The founders of Cellular Analysis Technologies valued their time in the FastForward U’s spring Accelerator program so much, they’re going through the program twice—first as a Spark team, and now as a Fuel team. The program helps students from across Johns Hopkins bring their business ideas to life.
Christian Gonzalez, a junior majoring in biomedical engineering, came up with the idea for CAT while working in a tissue culture lab at Johns Hopkins’ Institute for NanoBioTechnology during the summer of 2018. As a research assistant, much of his time was spent on the mundane task of counting cells by looking at photos of petri dishes. To Gonzalez, visually identifying cells felt like a time-consuming chore that could be done faster using data analysis software.
“I started searching for ways that I could improve it. I found some basic cell-counting algorithms online, but they weren’t really designed for the images I was working with,” he says.
He asked his friend Robert Waxman, a senior studying biomedical engineering and computer science, to help him invent a software solution during HopHacks, the university’s 36-hour biannual hackathon, but Waxman thought the idea could be something bigger.
“When I got to Hopkins, I knew I wanted to start something entrepreneurial, but I didn’t know what it was going to be,” says Waxman. Seeing a golden opportunity, he convinced Gonzalez to go into business with him, and CAT was born. A few months later, Marc Bordui, a senior studying chemical and biomolecular engineering, joined the team to help with marketing.
When they arrived for the Spark Accelerator in the fall of 2019, the group had little more than an idea and a bare-bones website. They were soon paired with an industry mentor and Nathan Buchbinder ’15 from Proscia, a successful Philadelphia-based company that works on digital pathology software. Like CAT, Proscia was also founded by undergrads in the Whiting School. Over the next nine weeks, the students learned the ins and outs of customer segmentation, identified where their product fits in the market, built their first prototype algorithm, and learned how to manage a team.
CAT was also one of two student companies to win a $5,000 Microsoft Student Acceleration Grant, made available through a partnership with FastForward U. Designed to support artificial intelligence and data science startups, the award included up to $120,000 in cloud computing credits and the opportunity to work with architects and developers at Microsoft.
The team believes its cell-counting software has the potential to save researchers hundreds of hours per year, but to prove it, the team needs to conduct more tests. During the spring semester, the students planned on starting a pilot project with five to 10 users and hope to get Johns Hopkins professors on board.
“The advantage of being at Hopkins is that the cancer researchers are the most famous in the field,” explains Waxman. “If we can convince them that this is a reliable tool to analyze their data, we can leverage that information to convince other researchers.”
He says CAT’s decision to participate in the Accelerator twice was less about gaining more business skills and more about community.
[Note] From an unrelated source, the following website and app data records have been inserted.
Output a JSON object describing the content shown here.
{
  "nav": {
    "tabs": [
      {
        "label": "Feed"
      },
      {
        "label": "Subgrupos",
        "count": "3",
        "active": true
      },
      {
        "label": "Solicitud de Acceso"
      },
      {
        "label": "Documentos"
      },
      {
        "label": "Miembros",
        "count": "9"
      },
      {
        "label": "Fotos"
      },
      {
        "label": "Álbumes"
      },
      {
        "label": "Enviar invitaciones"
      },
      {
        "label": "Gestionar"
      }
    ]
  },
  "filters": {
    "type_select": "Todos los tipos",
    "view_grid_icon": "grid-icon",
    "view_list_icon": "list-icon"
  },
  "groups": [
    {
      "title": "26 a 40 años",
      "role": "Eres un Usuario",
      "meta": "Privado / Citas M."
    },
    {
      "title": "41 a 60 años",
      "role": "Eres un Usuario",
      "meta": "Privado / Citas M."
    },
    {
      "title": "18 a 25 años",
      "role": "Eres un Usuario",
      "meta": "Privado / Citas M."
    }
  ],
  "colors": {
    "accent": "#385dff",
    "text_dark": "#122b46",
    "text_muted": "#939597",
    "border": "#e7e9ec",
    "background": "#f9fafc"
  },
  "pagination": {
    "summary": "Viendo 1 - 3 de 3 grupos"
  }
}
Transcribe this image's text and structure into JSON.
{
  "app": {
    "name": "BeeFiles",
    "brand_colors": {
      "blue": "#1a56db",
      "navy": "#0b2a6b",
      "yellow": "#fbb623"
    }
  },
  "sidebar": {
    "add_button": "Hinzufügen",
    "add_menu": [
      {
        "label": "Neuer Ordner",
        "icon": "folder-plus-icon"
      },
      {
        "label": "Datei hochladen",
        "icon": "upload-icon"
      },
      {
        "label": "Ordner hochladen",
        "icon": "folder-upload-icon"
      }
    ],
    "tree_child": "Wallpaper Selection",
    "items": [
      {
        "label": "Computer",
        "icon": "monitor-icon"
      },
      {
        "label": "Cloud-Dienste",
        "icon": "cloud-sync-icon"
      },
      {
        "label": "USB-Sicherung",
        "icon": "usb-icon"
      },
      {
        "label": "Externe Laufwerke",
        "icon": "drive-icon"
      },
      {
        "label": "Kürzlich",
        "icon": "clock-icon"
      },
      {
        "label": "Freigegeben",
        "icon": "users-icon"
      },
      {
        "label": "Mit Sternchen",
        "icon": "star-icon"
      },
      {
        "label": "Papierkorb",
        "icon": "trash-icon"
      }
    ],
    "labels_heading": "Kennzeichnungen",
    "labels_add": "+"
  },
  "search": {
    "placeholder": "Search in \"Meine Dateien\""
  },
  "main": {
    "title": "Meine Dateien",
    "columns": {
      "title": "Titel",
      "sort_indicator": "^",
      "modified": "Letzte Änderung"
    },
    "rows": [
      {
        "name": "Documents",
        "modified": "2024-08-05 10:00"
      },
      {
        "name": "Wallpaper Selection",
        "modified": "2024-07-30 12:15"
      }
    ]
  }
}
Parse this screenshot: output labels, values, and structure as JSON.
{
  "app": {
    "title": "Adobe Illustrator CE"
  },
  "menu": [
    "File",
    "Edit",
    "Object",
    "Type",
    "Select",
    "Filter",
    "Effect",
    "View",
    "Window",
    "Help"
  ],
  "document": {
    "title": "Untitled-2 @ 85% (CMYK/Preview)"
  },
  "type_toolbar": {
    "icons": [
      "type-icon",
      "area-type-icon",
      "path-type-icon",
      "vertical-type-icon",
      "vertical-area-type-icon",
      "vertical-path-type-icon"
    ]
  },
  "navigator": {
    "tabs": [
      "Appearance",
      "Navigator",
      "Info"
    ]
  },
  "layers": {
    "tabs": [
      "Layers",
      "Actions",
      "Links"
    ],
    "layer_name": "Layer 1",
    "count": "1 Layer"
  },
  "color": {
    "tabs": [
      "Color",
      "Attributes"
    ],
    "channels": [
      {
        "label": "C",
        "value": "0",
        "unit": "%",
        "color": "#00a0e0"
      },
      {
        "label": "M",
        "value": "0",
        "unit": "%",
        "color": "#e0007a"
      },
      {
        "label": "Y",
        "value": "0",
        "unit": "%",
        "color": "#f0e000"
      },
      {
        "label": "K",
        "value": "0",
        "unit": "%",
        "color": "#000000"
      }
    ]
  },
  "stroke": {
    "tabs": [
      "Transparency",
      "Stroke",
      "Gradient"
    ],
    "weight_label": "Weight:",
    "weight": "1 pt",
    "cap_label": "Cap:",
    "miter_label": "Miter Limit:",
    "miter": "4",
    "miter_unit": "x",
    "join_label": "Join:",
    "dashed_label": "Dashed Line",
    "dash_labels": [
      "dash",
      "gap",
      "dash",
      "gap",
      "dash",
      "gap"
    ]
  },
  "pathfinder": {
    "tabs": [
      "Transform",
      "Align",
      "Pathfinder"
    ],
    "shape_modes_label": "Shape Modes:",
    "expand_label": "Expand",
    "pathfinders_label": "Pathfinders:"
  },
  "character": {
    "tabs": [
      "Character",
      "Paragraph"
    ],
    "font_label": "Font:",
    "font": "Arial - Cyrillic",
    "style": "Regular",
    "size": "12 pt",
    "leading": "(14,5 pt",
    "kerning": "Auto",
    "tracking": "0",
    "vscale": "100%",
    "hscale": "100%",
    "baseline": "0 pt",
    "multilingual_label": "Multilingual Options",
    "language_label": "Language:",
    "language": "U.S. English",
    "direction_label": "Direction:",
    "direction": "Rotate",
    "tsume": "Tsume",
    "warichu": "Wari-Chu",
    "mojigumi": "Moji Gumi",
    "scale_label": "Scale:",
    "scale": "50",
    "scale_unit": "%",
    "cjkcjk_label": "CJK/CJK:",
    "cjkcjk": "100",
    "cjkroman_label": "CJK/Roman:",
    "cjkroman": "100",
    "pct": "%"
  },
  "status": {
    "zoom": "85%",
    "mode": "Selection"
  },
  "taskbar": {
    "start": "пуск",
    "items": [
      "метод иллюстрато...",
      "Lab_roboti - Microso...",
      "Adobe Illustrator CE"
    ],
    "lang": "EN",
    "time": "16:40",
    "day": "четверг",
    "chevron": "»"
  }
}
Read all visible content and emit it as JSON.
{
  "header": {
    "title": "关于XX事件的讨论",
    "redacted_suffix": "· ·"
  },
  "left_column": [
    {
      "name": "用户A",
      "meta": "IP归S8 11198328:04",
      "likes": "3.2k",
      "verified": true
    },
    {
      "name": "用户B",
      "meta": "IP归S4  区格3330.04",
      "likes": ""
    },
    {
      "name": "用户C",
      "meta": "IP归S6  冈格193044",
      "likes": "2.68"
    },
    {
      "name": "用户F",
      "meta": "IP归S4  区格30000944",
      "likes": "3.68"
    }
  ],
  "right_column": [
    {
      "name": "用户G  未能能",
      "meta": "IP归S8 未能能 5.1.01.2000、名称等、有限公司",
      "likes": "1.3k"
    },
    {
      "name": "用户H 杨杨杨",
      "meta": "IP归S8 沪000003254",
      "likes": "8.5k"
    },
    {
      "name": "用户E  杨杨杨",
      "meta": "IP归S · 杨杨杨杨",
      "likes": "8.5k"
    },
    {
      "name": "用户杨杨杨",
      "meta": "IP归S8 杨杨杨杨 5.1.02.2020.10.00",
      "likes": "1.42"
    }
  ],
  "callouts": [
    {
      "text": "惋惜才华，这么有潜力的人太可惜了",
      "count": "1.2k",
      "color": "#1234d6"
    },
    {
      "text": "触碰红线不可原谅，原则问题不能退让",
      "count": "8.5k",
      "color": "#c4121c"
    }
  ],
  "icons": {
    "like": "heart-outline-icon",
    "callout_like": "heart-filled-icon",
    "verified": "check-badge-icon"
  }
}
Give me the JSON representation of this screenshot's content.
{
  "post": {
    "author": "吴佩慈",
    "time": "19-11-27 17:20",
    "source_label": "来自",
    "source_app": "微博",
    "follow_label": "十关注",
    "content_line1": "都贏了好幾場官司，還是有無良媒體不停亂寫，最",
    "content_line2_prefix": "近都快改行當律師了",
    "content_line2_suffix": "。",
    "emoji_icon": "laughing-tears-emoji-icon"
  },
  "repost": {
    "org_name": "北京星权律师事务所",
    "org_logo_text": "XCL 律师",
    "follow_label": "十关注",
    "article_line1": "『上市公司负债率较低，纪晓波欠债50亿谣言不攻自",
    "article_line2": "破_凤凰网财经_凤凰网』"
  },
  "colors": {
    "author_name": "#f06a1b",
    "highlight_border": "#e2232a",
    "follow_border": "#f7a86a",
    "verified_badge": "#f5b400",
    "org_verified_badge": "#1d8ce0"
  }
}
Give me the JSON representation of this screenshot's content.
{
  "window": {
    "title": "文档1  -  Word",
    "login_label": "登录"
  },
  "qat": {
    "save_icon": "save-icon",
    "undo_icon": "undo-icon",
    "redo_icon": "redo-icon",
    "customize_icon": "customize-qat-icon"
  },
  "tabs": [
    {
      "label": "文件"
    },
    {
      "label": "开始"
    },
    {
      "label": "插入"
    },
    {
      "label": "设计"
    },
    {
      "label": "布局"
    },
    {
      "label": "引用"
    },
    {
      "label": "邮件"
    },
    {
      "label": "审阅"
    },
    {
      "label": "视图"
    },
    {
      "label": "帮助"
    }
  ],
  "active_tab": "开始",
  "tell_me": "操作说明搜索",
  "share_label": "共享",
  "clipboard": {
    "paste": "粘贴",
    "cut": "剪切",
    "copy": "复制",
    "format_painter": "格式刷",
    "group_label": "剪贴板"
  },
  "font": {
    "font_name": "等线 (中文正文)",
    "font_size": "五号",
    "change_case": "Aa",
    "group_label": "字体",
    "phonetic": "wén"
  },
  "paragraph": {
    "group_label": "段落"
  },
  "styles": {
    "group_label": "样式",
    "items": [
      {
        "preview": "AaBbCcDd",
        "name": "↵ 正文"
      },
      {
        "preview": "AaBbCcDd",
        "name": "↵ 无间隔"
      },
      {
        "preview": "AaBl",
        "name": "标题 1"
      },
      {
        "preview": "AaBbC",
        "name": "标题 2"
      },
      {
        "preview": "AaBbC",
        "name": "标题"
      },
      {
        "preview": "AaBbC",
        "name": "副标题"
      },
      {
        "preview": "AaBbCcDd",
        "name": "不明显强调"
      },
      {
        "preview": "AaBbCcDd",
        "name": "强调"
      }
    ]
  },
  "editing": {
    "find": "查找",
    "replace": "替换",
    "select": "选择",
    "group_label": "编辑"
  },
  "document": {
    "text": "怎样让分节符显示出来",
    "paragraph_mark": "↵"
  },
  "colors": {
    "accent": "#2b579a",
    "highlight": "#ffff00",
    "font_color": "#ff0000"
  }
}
“When you’re in the Accelerator, you’re with all the other entrepreneurs on campus. You have a whole bunch of people rooting for you. Having that network is really important for us.”
– Lacey Ann Johnson